Painting and photography are not two potentially competitive systems for producing and reproducing images, which simply had to arrive at a proper division of territory to be reconciled. Photography is an enterprise of another order. Photography, though not an art form in itself, has the peculiar capacity to turn all its subjects into works of art. Superseding the issue of whether photography is or is not an art is the fact that photography heralds (and creates) new ambitions for the arts. It is the prototype of the characteristic direction taken in our time by both the modernist high arts and the commercial arts: the transformation of arts into meta-arts or media. (Such developments as film, TV, video, the tape-based music of Cage, Stockhausen, and Steve Reich are logical extensions of the model established by photography.) The traditional fine arts are elitist: their characteristic form is a single work, produced by an individual; they imply a hierarchy of subject matter in which some subjects are considered important, profound, noble, and others unimportant, trivial, base. The media are democratic: they weaken the role of the specialized producer or auteur (by using procedures based on chance, or mechanical techniques which anyone can learn; and by being corporate or collaborative efforts); they regard the whole world as material. The traditional fine arts rely on the distinction between authentic and fake, between original and copy, between good taste and bad taste; the media blur, if they do not abolish outright, these distinctions. The fine arts assume that certain experiences or subjects have a meaning. The media are essentially contentless (this is the truth behind Marshall McLuhan’s celebrated remark about the message being the medium itself); their characteristic tone is ironic, or dead-pan, or parodistic. It is inevitable that more and more art will be designed to end as photographs.
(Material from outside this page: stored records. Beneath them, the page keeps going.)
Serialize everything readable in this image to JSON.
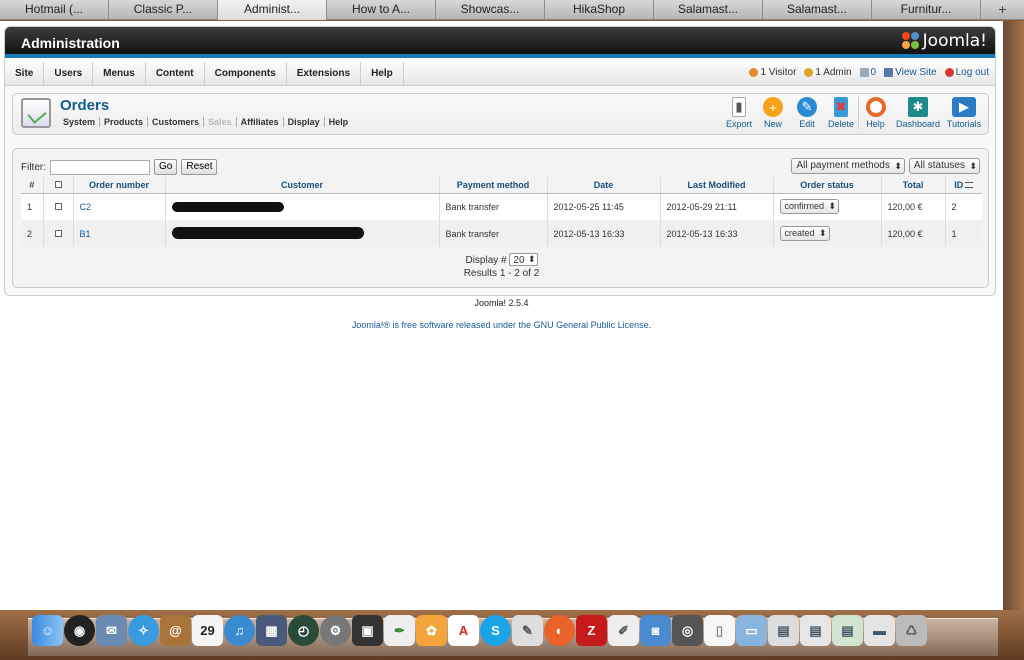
{
  "browser_tabs": [
    "Hotmail (...",
    "Classic P...",
    "Administ...",
    "How to A...",
    "Showcas...",
    "HikaShop",
    "Salamast...",
    "Salamast...",
    "Furnitur..."
  ],
  "active_tab_index": 2,
  "header": {
    "title": "Administration",
    "logo_text": "Joomla!"
  },
  "main_menu": [
    "Site",
    "Users",
    "Menus",
    "Content",
    "Components",
    "Extensions",
    "Help"
  ],
  "status": {
    "visitors": "1 Visitor",
    "admins": "1 Admin",
    "messages": "0",
    "view_site": "View Site",
    "logout": "Log out"
  },
  "page": {
    "title": "Orders",
    "submenu": [
      {
        "label": "System",
        "disabled": false
      },
      {
        "label": "Products",
        "disabled": false
      },
      {
        "label": "Customers",
        "disabled": false
      },
      {
        "label": "Sales",
        "disabled": true
      },
      {
        "label": "Affiliates",
        "disabled": false
      },
      {
        "label": "Display",
        "disabled": false
      },
      {
        "label": "Help",
        "disabled": false
      }
    ]
  },
  "toolbar": {
    "export": "Export",
    "new": "New",
    "edit": "Edit",
    "delete": "Delete",
    "help": "Help",
    "dashboard": "Dashboard",
    "tutorials": "Tutorials"
  },
  "filter": {
    "label": "Filter:",
    "value": "",
    "go": "Go",
    "reset": "Reset",
    "payment_select": "All payment methods",
    "status_select": "All statuses"
  },
  "table": {
    "headers": {
      "num": "#",
      "order_number": "Order number",
      "customer": "Customer",
      "payment": "Payment method",
      "date": "Date",
      "modified": "Last Modified",
      "status": "Order status",
      "total": "Total",
      "id": "ID"
    },
    "rows": [
      {
        "num": "1",
        "order_number": "C2",
        "payment": "Bank transfer",
        "date": "2012-05-25 11:45",
        "modified": "2012-05-29 21:11",
        "status": "confirmed",
        "total": "120,00 €",
        "id": "2"
      },
      {
        "num": "2",
        "order_number": "B1",
        "payment": "Bank transfer",
        "date": "2012-05-13 16:33",
        "modified": "2012-05-13 16:33",
        "status": "created",
        "total": "120,00 €",
        "id": "1"
      }
    ]
  },
  "pager": {
    "display_label": "Display #",
    "display_value": "20",
    "results": "Results 1 - 2 of 2"
  },
  "footer": {
    "version": "Joomla! 2.5.4",
    "license_prefix": "Joomla!® is free software released under the",
    "license_link": "GNU General Public License",
    "license_suffix": "."
  },
  "colors": {
    "accent": "#1a7bb9",
    "link": "#1a5a99",
    "title": "#135d8e"
  }
}
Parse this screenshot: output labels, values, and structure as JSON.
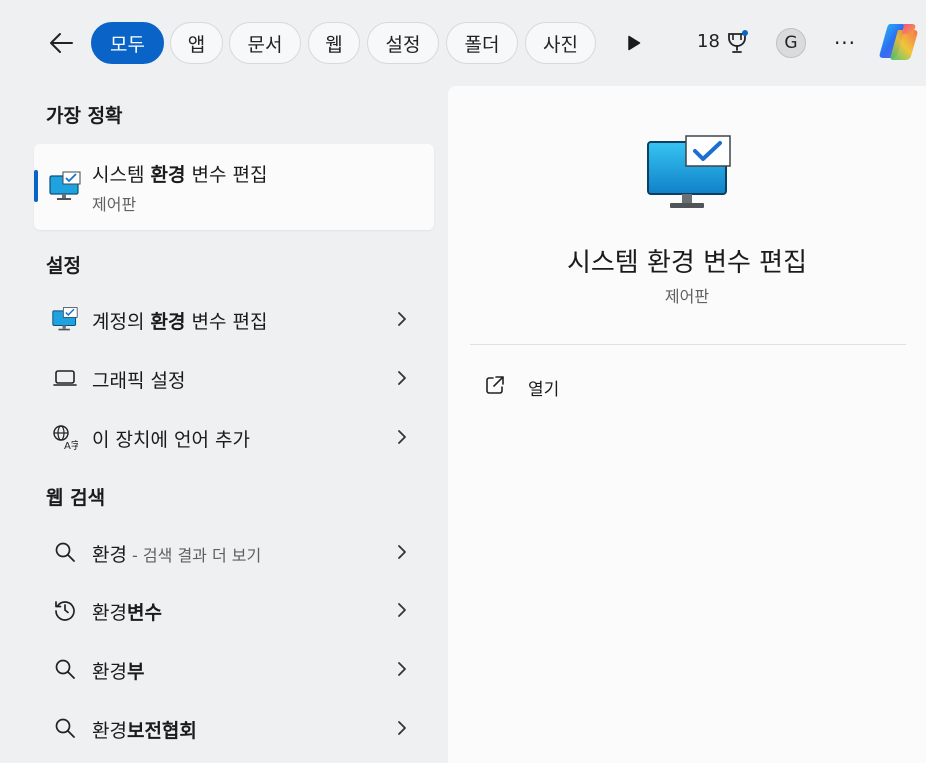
{
  "topbar": {
    "filters": [
      {
        "label": "모두",
        "active": true
      },
      {
        "label": "앱"
      },
      {
        "label": "문서"
      },
      {
        "label": "웹"
      },
      {
        "label": "설정"
      },
      {
        "label": "폴더"
      },
      {
        "label": "사진"
      }
    ],
    "points": "18",
    "avatar_initial": "G",
    "more_label": "···"
  },
  "best_match": {
    "heading": "가장 정확",
    "title_pre": "시스템 ",
    "title_bold": "환경",
    "title_post": " 변수 편집",
    "subtitle": "제어판"
  },
  "settings": {
    "heading": "설정",
    "items": [
      {
        "pre": "계정의 ",
        "bold": "환경",
        "post": " 변수 편집",
        "icon": "monitor-check-icon"
      },
      {
        "pre": "그래픽 설정",
        "bold": "",
        "post": "",
        "icon": "laptop-icon"
      },
      {
        "pre": "이 장치에 언어 추가",
        "bold": "",
        "post": "",
        "icon": "language-icon"
      }
    ]
  },
  "web": {
    "heading": "웹 검색",
    "items": [
      {
        "pre": "환경",
        "bold": "",
        "hint": " - 검색 결과 더 보기",
        "icon": "search-icon"
      },
      {
        "pre": "환경",
        "bold": "변수",
        "hint": "",
        "icon": "history-icon"
      },
      {
        "pre": "환경",
        "bold": "부",
        "hint": "",
        "icon": "search-icon"
      },
      {
        "pre": "환경",
        "bold": "보전협회",
        "hint": "",
        "icon": "search-icon"
      }
    ]
  },
  "detail": {
    "title": "시스템 환경 변수 편집",
    "subtitle": "제어판",
    "actions": [
      {
        "label": "열기",
        "icon": "open-external-icon"
      }
    ]
  },
  "colors": {
    "accent": "#0a64c8",
    "pane": "#fbfbfc",
    "background": "#eef0f2"
  }
}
A modernist would have to rewrite Pater’s dictum that all art aspires to the condition of music. Now all art aspires to the condition of photography.
– Susan Sontag
– On Photography